Lieutenant Governor Lam emigrated to Canada with his family in 1967 and became one of Vancouver’s leading land developers, eventually starting his own company. He was instrumental in bringing Hong Kong investors to Vancouver. He was a firm believer in giving back to his country, along with the power of education and cultural awareness. In 1983, he established the David and Dorothy Lam Foundation and the Floribunda Philanthropic Society. The two charities donated millions of dollars a year to British Columbian community projects, such as the Dr. Sun Yat-Sen Classical Chinese Garden.

He also provided funding for numerous initiatives in collaboration with universities in British Columbia, including the Institute of Dispute Resolution and the David Lam Auditorium at the University of Victoria and the David Lam Centre for International Communication at Simon Fraser University.

Like Lieutenant Governor Lam, Milton Wong balanced a successful business career with a strong sense of social responsibility. He made tremendous contributions to his community in Vancouver across various fields such as finance, arts and culture, sustainability, multiculturalism and academia. Specifically, he founded The Laurier Institution, a non-profit organization dedicated to the study of diversity in Canada.

Mr. Wong always went out of his way to encourage younger people or budding politicians to become active in politics and community. He was with me when I had tough times in politics and rejoiced with me when I was appointed to the Senate. He was a true mentor to many people, and I will always remember what he did for me.

Lastly, I would like to mention my friend Edith Nee, a recipient of the Queen’s Golden Jubilee Medal.

Among her many roles, she was a member of the Immigration and Refugee Board of Canada and director of the B.C. Press Council. Edith has dedicated her career to adjudicating issues related to immigration, refugees, residential schools, press ethics and freedom.

The Hon. the Speaker pro tempore: Senator Jaffer, I must deal with this technical issue.

Honourable senators, it is now six o’clock and, pursuant to rule 3-3(1), I am obliged to leave the chair until eight o’clock when we will resume, unless it is your wish, honourable senators, to not see the clock.

Is it agreed to not see the clock?

Thank you.

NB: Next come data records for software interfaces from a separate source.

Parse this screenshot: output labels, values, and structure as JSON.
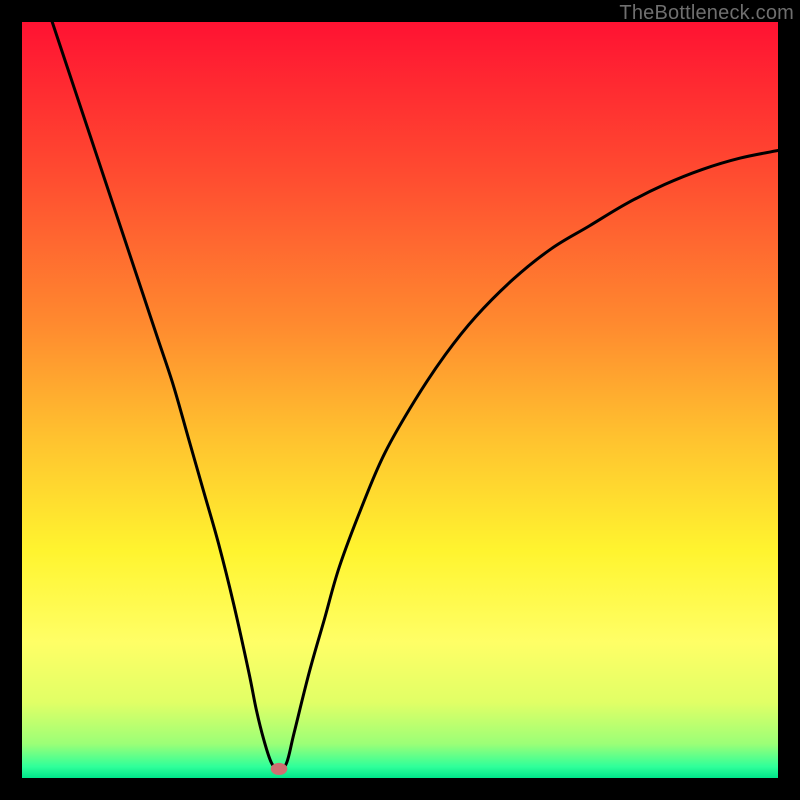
{
  "watermark": "TheBottleneck.com",
  "chart_data": {
    "type": "line",
    "title": "",
    "xlabel": "",
    "ylabel": "",
    "xlim": [
      0,
      100
    ],
    "ylim": [
      0,
      100
    ],
    "grid": false,
    "legend": false,
    "background_gradient": {
      "orientation": "vertical",
      "stops": [
        {
          "offset": 0.0,
          "color": "#ff1232"
        },
        {
          "offset": 0.2,
          "color": "#ff4b30"
        },
        {
          "offset": 0.4,
          "color": "#ff8a2f"
        },
        {
          "offset": 0.55,
          "color": "#ffc22f"
        },
        {
          "offset": 0.7,
          "color": "#fff42f"
        },
        {
          "offset": 0.82,
          "color": "#ffff66"
        },
        {
          "offset": 0.9,
          "color": "#e1ff66"
        },
        {
          "offset": 0.955,
          "color": "#9bff77"
        },
        {
          "offset": 0.985,
          "color": "#2fff9a"
        },
        {
          "offset": 1.0,
          "color": "#00e58a"
        }
      ]
    },
    "series": [
      {
        "name": "bottleneck-curve",
        "color": "#000000",
        "x": [
          4,
          6,
          8,
          10,
          12,
          14,
          16,
          18,
          20,
          22,
          24,
          26,
          28,
          30,
          31,
          32,
          33,
          34,
          35,
          36,
          38,
          40,
          42,
          45,
          48,
          52,
          56,
          60,
          65,
          70,
          75,
          80,
          85,
          90,
          95,
          100
        ],
        "y": [
          100,
          94,
          88,
          82,
          76,
          70,
          64,
          58,
          52,
          45,
          38,
          31,
          23,
          14,
          9,
          5,
          2,
          1,
          2,
          6,
          14,
          21,
          28,
          36,
          43,
          50,
          56,
          61,
          66,
          70,
          73,
          76,
          78.5,
          80.5,
          82,
          83
        ]
      }
    ],
    "marker": {
      "name": "optimal-point",
      "x": 34,
      "y": 1.2,
      "rx": 1.1,
      "ry": 0.8,
      "color": "#cf6f71"
    }
  }
}
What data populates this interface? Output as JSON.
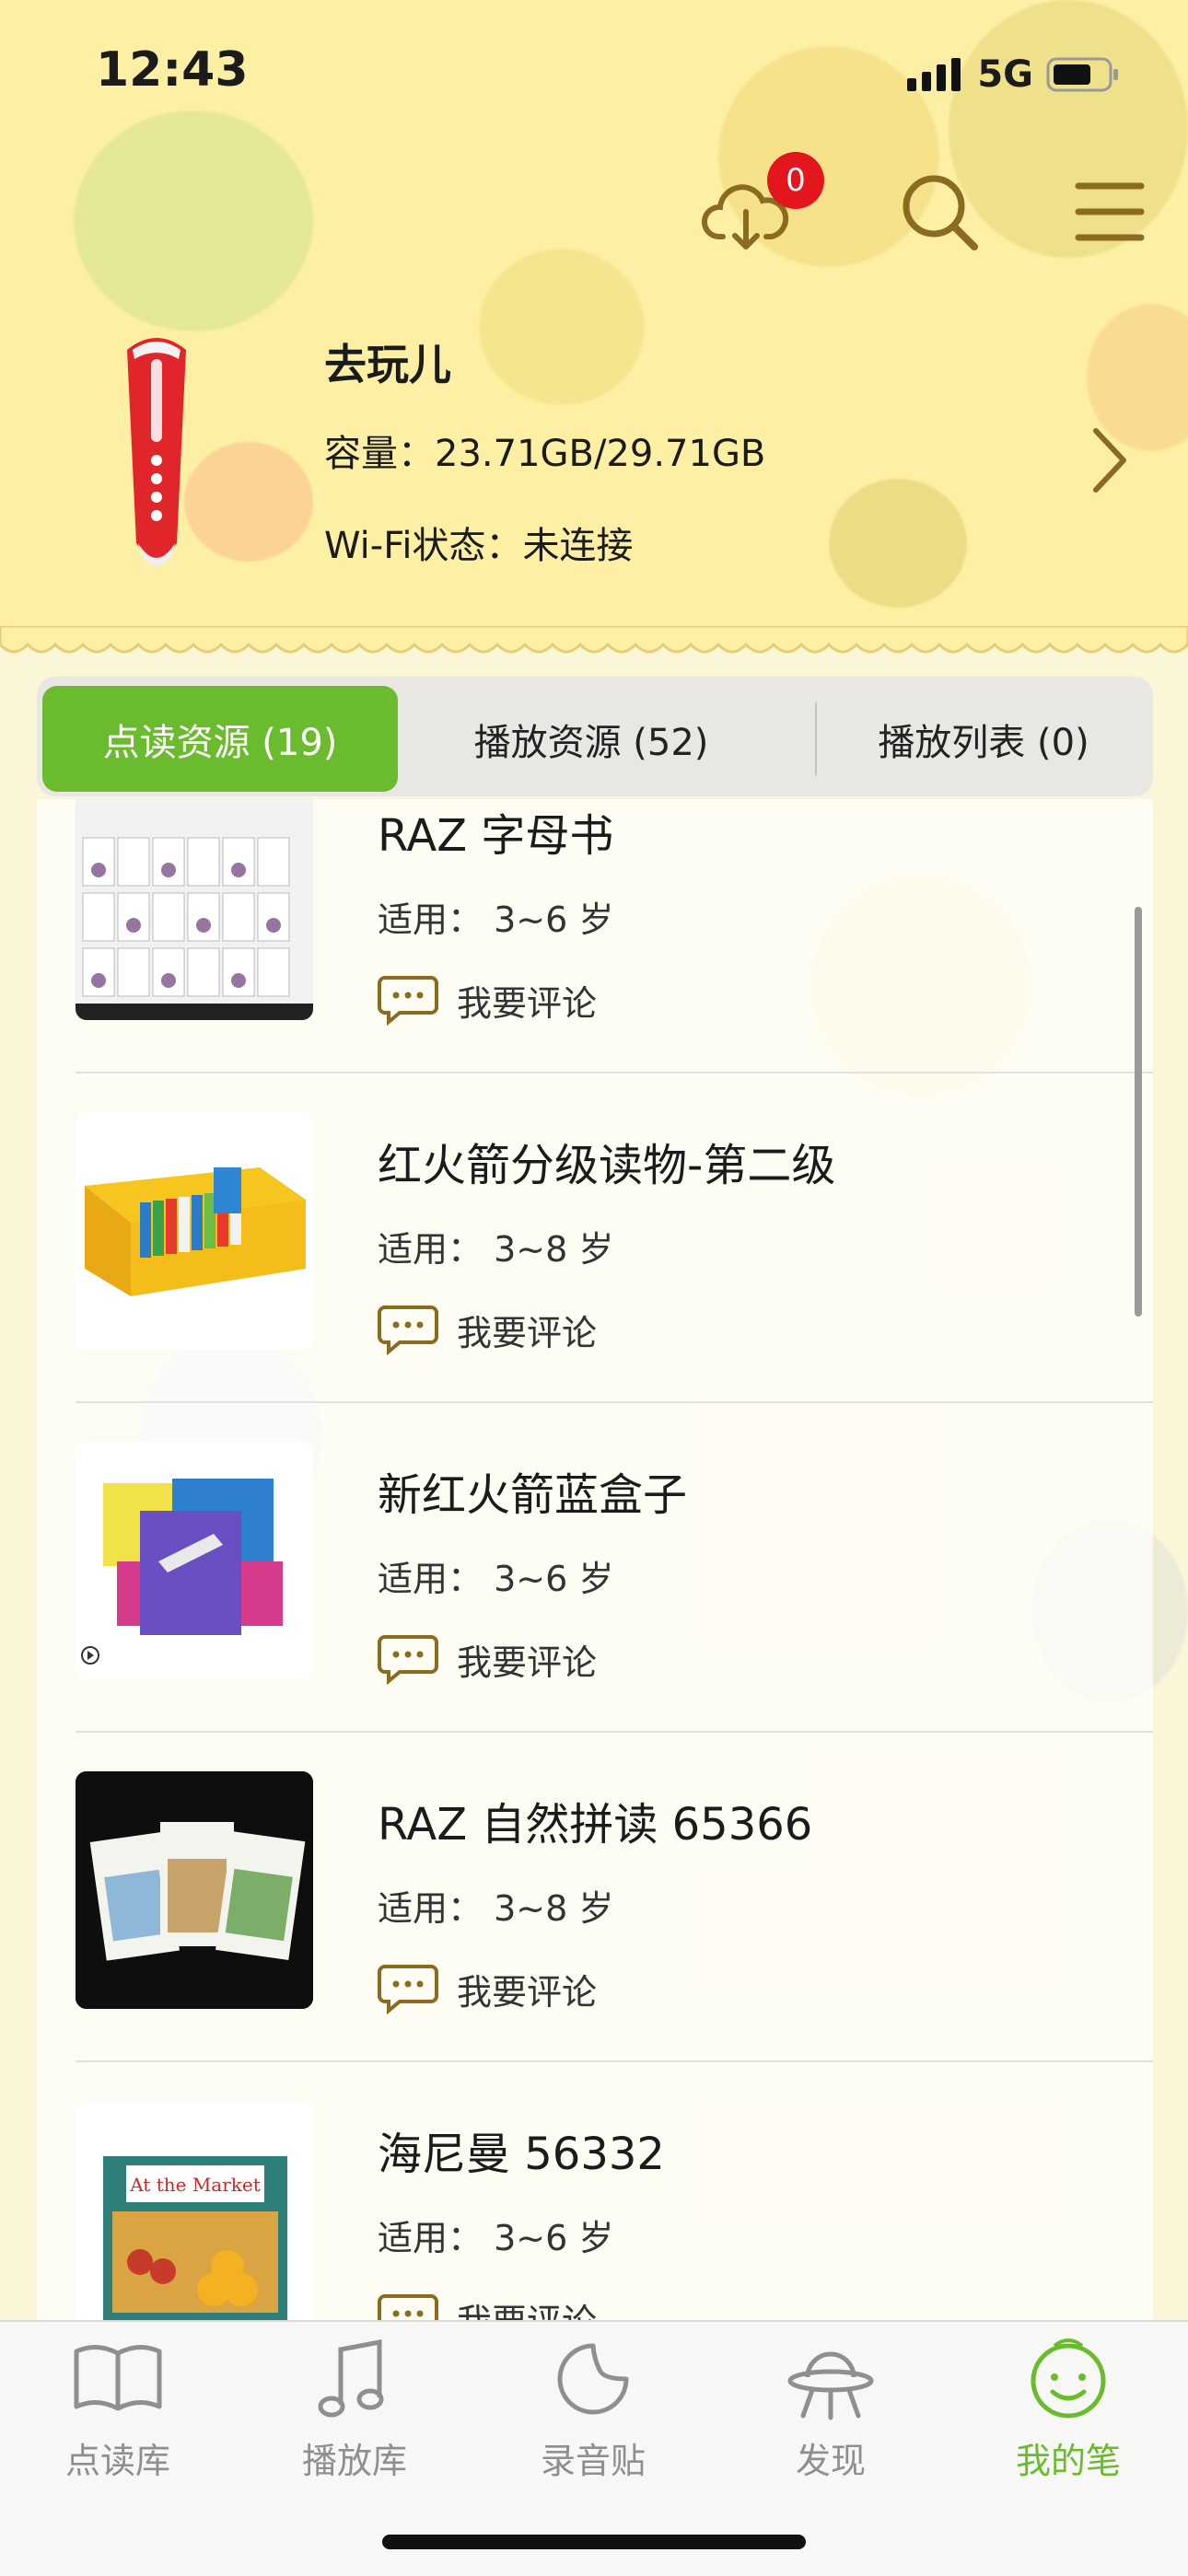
{
  "status_bar": {
    "time": "12:43",
    "network": "5G"
  },
  "header": {
    "download_badge": "0"
  },
  "device": {
    "name": "去玩儿",
    "capacity_label": "容量：",
    "capacity_value": "23.71GB/29.71GB",
    "wifi_label": "Wi-Fi状态：",
    "wifi_value": "未连接"
  },
  "tabs": [
    {
      "label": "点读资源 (19)",
      "active": true
    },
    {
      "label": "播放资源 (52)",
      "active": false
    },
    {
      "label": "播放列表 (0)",
      "active": false
    }
  ],
  "resources": [
    {
      "title": "RAZ 字母书",
      "age": "适用：  3~6 岁",
      "comment": "我要评论"
    },
    {
      "title": "红火箭分级读物-第二级",
      "age": "适用：  3~8 岁",
      "comment": "我要评论"
    },
    {
      "title": "新红火箭蓝盒子",
      "age": "适用：  3~6 岁",
      "comment": "我要评论"
    },
    {
      "title": "RAZ 自然拼读 65366",
      "age": "适用：  3~8 岁",
      "comment": "我要评论"
    },
    {
      "title": "海尼曼 56332",
      "age": "适用：  3~6 岁",
      "comment": "我要评论"
    }
  ],
  "thumbnail_text": {
    "market": "At the Market"
  },
  "tabbar": [
    {
      "label": "点读库",
      "icon": "book-icon",
      "active": false
    },
    {
      "label": "播放库",
      "icon": "music-note-icon",
      "active": false
    },
    {
      "label": "录音贴",
      "icon": "sticker-icon",
      "active": false
    },
    {
      "label": "发现",
      "icon": "ufo-icon",
      "active": false
    },
    {
      "label": "我的笔",
      "icon": "smiley-icon",
      "active": true
    }
  ],
  "colors": {
    "accent": "#6bbb2e",
    "badge": "#e3151d",
    "header_bg": "#fdf0a4",
    "icon_brown": "#8a6b1f"
  }
}
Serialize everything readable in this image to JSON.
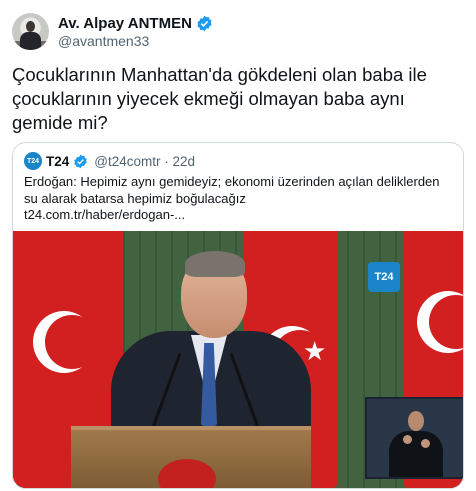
{
  "tweet": {
    "author": {
      "display_name": "Av. Alpay ANTMEN",
      "handle": "@avantmen33",
      "verified": true
    },
    "text": "Çocuklarının Manhattan'da gökdeleni olan baba ile çocuklarının yiyecek ekmeği olmayan baba aynı gemide mi?"
  },
  "quote": {
    "logo_text": "T24",
    "display_name": "T24",
    "handle_time": "@t24comtr · 22d",
    "text": "Erdoğan: Hepimiz aynı gemideyiz; ekonomi üzerinden açılan deliklerden su alarak batarsa hepimiz boğulacağız",
    "link": "t24.com.tr/haber/erdogan-...",
    "media_badge": "T24"
  },
  "colors": {
    "verified": "#1d9bf0",
    "muted": "#536471",
    "flag_red": "#d21f1f",
    "t24_blue": "#1a85c8"
  }
}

Senator Jaffer: Honourable senators, Edith is very much involved in B.C. communities, pushing for the empowerment of women and visible minorities, even attending the 1985 United Nations conference on the status of women held in Nairobi as a Canadian delegate.

Edith Nee and Patsy George were empowering women, ethnic women and women of colour, by founding the Vancouver Society of Immigrant and Visible Minority Women in British Columbia and the National Organization of Immigrant and Visible Minority Women in Canada. They have worked hard to make sure that all women were included.

By highlighting these few individuals, I wanted to remind everyone of the generosity of spirit demonstrated by the Chinese people towards British Columbia and their love for Canada as a whole, while celebrating their achievements and their public service.

Honourable senators, we are all aware of the debate that is going on around our country and especially on the Hill. I urge each and every one of you — in fact, I beg of you — to see that what happens between China and Canada is not the fault of Chinese Canadians. We have to be the leaders in making sure that what happens between governments does not affect our citizens. I urge you all to be aware of it and put a stop to it.

Thank you. Let us also take this opportunity to remember that diversity makes this country stronger. It is the key to our shared prosperity. There is no room in Canada for intolerance or hate. Never again should we pass an act such as the Chinese Exclusion Act. Never again should we treat Chinese Canadians any differently from any other Canadian. They belong to Canada. Thank you.